- Task requirements -
Pull every line containing "لباس" out of the material below.

:: Provided data

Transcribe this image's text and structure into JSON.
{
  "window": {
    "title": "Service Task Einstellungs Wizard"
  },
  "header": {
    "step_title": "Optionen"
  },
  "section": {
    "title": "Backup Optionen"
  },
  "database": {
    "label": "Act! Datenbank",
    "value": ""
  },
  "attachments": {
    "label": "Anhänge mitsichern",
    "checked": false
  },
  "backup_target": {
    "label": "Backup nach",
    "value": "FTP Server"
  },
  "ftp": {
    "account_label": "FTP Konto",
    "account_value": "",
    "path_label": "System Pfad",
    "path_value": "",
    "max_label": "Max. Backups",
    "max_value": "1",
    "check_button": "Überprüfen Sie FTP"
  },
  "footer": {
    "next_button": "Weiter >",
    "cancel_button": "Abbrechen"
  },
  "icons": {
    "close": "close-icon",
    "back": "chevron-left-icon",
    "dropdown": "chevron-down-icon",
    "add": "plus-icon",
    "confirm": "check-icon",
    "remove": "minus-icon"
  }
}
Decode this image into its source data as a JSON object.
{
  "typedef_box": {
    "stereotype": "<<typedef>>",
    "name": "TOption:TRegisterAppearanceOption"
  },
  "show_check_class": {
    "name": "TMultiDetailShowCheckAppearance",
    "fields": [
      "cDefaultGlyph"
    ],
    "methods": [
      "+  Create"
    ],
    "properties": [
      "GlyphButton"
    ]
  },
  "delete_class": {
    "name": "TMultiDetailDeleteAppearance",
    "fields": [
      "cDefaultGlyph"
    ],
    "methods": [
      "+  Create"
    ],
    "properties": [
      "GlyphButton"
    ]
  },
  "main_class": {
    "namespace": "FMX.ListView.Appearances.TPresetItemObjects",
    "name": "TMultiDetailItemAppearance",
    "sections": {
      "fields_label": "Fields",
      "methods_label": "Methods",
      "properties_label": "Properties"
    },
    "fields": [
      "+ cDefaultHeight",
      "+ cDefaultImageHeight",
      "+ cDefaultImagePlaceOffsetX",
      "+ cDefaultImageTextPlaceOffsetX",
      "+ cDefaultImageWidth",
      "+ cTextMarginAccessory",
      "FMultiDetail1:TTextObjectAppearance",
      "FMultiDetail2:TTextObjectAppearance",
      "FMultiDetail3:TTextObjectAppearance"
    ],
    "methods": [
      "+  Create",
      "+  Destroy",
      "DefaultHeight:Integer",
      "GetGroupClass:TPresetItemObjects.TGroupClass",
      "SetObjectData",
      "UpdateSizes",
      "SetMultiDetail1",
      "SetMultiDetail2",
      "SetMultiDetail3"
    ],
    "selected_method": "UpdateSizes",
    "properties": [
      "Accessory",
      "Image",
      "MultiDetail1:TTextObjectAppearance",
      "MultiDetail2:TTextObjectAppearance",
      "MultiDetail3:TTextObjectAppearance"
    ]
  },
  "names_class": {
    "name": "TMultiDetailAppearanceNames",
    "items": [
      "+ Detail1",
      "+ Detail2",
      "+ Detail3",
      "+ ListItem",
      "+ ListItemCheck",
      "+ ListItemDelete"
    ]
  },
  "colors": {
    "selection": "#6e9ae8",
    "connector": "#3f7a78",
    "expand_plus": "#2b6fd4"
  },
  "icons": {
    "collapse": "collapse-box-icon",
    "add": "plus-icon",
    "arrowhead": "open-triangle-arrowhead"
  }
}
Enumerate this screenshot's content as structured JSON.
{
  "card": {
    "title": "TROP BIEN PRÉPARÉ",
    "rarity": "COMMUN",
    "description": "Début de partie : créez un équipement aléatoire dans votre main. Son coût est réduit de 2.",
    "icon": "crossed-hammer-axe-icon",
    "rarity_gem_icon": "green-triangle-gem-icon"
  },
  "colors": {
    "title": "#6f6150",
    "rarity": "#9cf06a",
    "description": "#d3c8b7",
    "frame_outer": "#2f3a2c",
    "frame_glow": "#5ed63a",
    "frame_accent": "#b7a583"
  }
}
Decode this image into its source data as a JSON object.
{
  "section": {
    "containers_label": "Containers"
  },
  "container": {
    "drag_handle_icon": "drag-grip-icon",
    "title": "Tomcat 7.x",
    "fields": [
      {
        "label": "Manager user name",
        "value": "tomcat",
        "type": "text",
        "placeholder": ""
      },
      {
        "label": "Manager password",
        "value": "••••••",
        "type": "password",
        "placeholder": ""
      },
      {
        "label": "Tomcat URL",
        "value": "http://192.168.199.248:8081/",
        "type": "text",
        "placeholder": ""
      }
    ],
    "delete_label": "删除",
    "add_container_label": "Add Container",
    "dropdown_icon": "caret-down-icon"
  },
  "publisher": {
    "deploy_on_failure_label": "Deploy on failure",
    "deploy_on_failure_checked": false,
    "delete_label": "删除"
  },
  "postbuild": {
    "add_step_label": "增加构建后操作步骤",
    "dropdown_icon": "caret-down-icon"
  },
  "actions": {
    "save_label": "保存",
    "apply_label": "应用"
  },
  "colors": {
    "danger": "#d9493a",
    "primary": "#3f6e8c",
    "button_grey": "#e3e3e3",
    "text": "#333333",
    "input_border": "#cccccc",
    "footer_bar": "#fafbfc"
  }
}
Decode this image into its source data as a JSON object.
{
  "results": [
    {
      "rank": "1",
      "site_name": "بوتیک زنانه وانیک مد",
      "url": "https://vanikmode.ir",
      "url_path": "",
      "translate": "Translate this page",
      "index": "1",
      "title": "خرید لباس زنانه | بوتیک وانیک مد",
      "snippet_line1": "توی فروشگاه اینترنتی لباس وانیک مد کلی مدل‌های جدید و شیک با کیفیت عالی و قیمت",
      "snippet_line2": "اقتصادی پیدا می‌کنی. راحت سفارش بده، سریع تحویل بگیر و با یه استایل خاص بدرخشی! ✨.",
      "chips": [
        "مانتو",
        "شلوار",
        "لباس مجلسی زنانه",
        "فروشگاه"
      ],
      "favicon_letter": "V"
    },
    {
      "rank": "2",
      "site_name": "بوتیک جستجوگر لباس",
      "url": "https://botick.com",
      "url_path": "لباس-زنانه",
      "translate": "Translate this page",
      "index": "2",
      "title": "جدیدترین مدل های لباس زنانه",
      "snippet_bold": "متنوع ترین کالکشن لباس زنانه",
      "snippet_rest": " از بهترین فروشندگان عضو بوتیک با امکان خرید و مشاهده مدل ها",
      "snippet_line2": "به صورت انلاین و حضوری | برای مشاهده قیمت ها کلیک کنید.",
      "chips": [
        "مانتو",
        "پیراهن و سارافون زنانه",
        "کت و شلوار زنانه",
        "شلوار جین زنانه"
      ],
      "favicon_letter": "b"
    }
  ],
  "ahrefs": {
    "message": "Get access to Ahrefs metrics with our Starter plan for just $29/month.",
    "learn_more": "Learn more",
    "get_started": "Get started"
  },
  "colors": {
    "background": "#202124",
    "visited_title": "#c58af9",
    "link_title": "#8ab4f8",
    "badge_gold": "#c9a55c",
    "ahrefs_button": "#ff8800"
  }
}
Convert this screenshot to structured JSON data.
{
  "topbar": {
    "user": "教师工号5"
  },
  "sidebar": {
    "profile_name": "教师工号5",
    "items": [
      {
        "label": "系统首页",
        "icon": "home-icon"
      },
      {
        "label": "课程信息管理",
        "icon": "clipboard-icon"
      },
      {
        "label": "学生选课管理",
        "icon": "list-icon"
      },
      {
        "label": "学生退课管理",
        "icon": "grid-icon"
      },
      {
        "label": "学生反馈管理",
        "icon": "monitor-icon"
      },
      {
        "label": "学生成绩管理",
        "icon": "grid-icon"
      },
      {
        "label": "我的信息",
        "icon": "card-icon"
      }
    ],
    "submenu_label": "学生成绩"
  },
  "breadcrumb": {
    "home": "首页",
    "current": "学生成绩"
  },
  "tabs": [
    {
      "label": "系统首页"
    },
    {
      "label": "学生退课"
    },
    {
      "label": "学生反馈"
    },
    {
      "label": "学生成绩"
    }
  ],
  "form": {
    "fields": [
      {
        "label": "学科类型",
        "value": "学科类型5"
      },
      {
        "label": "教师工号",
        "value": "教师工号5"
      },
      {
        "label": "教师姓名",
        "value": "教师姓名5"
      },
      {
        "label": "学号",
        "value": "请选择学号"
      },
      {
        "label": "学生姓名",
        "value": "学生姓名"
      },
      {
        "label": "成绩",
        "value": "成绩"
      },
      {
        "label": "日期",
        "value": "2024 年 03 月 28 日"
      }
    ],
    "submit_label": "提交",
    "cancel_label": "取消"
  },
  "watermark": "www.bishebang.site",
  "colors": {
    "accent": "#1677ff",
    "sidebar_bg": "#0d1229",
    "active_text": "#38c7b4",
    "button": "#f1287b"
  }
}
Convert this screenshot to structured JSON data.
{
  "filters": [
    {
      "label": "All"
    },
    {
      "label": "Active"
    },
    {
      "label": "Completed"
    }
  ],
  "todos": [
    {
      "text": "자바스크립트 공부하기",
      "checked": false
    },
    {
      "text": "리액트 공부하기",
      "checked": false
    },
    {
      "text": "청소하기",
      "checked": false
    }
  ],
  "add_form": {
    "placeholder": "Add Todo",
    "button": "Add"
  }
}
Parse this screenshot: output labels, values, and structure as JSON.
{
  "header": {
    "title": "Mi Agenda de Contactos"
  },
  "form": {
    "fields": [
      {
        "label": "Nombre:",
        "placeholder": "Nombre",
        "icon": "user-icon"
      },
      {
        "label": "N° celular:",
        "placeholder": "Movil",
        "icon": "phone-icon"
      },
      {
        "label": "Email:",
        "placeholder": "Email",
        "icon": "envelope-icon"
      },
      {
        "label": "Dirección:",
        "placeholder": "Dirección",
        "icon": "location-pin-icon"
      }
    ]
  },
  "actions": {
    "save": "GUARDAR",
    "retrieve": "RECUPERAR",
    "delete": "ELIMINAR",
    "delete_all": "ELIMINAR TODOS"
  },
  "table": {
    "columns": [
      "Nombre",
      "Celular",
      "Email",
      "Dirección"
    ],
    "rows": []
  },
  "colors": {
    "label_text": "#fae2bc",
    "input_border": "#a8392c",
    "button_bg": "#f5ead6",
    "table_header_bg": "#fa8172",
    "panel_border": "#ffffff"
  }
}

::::

- Result of the exercise -
      "title": "خرید لباس زنانه | بوتیک وانیک مد",
      "snippet_line1": "توی فروشگاه اینترنتی لباس وانیک مد کلی مدل‌های جدید و شیک با کیفیت عالی و قیمت",
        "لباس مجلسی زنانه",
      "site_name": "بوتیک جستجوگر لباس",
      "url_path": "لباس-زنانه",
      "title": "جدیدترین مدل های لباس زنانه",
      "snippet_bold": "متنوع ترین کالکشن لباس زنانه",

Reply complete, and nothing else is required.